**DATA FOR THIS EXERCISE**

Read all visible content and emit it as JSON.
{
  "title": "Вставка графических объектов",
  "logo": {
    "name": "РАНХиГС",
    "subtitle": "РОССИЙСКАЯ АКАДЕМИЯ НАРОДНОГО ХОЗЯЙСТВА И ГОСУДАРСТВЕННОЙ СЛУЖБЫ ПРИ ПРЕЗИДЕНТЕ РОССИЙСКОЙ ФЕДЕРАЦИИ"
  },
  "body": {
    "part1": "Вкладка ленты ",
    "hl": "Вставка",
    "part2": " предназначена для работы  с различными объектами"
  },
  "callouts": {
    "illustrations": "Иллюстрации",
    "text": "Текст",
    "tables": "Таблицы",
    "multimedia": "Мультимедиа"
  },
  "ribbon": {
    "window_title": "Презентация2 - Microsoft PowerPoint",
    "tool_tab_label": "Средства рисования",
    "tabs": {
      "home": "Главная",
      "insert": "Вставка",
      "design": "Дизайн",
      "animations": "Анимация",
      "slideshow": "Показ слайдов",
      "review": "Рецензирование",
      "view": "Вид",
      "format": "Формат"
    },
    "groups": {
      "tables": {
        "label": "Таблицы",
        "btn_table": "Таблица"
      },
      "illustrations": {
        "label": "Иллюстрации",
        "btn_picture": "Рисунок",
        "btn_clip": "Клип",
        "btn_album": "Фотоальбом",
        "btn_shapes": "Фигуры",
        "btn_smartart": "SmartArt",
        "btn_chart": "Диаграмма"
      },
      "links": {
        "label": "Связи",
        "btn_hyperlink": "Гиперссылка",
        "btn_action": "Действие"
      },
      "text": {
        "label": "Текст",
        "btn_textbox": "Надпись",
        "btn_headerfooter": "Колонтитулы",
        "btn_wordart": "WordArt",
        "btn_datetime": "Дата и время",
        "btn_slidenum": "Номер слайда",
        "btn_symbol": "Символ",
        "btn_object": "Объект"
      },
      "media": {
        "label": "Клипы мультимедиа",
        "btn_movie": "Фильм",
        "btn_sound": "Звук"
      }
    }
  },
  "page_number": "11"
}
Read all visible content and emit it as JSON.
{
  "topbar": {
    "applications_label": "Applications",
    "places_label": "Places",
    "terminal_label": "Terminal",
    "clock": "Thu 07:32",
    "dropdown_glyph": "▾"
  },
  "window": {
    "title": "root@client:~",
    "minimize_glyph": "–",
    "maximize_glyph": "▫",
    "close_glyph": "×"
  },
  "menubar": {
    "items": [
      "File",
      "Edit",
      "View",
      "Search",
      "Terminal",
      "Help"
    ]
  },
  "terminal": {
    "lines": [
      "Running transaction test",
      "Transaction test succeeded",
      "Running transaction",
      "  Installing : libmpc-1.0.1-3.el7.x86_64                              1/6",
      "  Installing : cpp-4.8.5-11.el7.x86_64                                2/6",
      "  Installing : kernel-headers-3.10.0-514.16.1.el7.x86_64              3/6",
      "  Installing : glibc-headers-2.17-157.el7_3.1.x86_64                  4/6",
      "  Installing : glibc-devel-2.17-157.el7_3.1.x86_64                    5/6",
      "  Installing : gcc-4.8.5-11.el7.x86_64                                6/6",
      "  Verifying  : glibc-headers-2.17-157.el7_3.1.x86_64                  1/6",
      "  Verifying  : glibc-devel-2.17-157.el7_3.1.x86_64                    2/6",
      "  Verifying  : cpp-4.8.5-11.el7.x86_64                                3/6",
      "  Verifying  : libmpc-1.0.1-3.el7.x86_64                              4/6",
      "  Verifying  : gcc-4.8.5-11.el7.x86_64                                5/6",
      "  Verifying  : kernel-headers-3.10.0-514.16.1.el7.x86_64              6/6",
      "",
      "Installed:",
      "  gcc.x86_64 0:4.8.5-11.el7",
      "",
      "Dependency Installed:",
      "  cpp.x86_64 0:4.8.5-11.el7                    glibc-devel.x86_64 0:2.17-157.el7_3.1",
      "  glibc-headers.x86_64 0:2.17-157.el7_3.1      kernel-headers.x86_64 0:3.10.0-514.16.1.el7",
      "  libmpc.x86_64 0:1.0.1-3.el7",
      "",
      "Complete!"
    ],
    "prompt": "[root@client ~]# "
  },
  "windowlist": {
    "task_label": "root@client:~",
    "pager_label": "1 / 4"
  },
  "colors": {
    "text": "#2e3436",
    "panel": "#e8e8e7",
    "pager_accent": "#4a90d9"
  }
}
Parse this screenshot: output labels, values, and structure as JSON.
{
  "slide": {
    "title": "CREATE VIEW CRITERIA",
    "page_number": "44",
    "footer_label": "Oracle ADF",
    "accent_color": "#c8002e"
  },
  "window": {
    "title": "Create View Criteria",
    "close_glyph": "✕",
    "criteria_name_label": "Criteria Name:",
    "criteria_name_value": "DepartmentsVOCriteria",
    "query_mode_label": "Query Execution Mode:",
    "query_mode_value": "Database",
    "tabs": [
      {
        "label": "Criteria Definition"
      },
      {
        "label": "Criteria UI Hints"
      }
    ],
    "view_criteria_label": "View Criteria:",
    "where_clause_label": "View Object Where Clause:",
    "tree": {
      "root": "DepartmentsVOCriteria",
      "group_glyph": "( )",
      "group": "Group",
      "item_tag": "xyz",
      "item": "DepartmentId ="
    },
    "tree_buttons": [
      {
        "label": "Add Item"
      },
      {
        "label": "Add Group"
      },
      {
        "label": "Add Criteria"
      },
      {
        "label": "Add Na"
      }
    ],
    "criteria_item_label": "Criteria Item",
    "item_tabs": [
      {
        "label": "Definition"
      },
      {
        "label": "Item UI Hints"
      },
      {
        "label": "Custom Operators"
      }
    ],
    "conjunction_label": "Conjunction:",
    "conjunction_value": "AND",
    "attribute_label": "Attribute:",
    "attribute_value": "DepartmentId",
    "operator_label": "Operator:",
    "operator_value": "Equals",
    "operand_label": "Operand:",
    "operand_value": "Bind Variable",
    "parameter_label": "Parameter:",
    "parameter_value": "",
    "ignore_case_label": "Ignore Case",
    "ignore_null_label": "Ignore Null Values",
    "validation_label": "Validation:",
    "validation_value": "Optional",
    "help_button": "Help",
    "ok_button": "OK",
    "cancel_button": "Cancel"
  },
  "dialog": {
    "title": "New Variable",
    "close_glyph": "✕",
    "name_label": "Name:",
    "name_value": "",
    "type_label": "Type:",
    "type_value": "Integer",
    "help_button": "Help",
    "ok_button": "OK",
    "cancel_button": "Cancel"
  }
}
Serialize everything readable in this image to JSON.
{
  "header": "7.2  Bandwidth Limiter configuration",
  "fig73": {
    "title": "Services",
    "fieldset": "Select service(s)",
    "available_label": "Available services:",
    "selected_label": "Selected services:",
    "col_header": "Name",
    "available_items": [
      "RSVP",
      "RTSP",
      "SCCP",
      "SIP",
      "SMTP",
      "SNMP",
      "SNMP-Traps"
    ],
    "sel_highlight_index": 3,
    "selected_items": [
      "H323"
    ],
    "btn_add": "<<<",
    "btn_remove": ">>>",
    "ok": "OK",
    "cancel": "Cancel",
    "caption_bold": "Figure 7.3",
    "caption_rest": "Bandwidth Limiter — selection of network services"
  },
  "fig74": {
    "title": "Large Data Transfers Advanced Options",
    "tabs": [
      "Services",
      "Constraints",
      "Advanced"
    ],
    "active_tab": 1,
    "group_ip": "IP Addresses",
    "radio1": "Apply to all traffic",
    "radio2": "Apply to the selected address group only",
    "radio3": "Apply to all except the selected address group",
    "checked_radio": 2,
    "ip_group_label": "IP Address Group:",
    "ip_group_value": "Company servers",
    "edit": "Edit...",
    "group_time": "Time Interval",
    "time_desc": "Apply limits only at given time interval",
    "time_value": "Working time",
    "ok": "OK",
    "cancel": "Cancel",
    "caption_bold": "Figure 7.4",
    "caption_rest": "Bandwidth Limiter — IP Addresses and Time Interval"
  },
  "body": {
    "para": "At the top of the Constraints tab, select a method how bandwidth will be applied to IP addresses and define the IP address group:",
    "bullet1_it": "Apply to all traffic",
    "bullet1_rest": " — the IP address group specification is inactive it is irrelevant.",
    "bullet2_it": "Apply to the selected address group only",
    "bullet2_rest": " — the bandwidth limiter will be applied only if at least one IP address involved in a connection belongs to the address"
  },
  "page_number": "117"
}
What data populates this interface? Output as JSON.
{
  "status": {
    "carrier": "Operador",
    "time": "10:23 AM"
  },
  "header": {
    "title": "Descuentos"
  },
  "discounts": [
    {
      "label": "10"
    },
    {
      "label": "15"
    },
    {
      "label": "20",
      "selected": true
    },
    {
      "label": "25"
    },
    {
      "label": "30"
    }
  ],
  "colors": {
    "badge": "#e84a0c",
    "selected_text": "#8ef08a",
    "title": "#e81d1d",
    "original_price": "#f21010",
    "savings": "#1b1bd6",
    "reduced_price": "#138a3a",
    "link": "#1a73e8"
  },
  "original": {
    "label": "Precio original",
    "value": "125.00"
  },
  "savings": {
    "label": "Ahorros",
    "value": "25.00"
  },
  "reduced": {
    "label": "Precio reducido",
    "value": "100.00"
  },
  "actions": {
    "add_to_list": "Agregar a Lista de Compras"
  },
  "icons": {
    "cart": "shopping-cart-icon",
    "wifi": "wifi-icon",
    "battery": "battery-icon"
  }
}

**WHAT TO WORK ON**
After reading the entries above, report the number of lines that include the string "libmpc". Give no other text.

**SOLUTION FOR THIS TASK**
3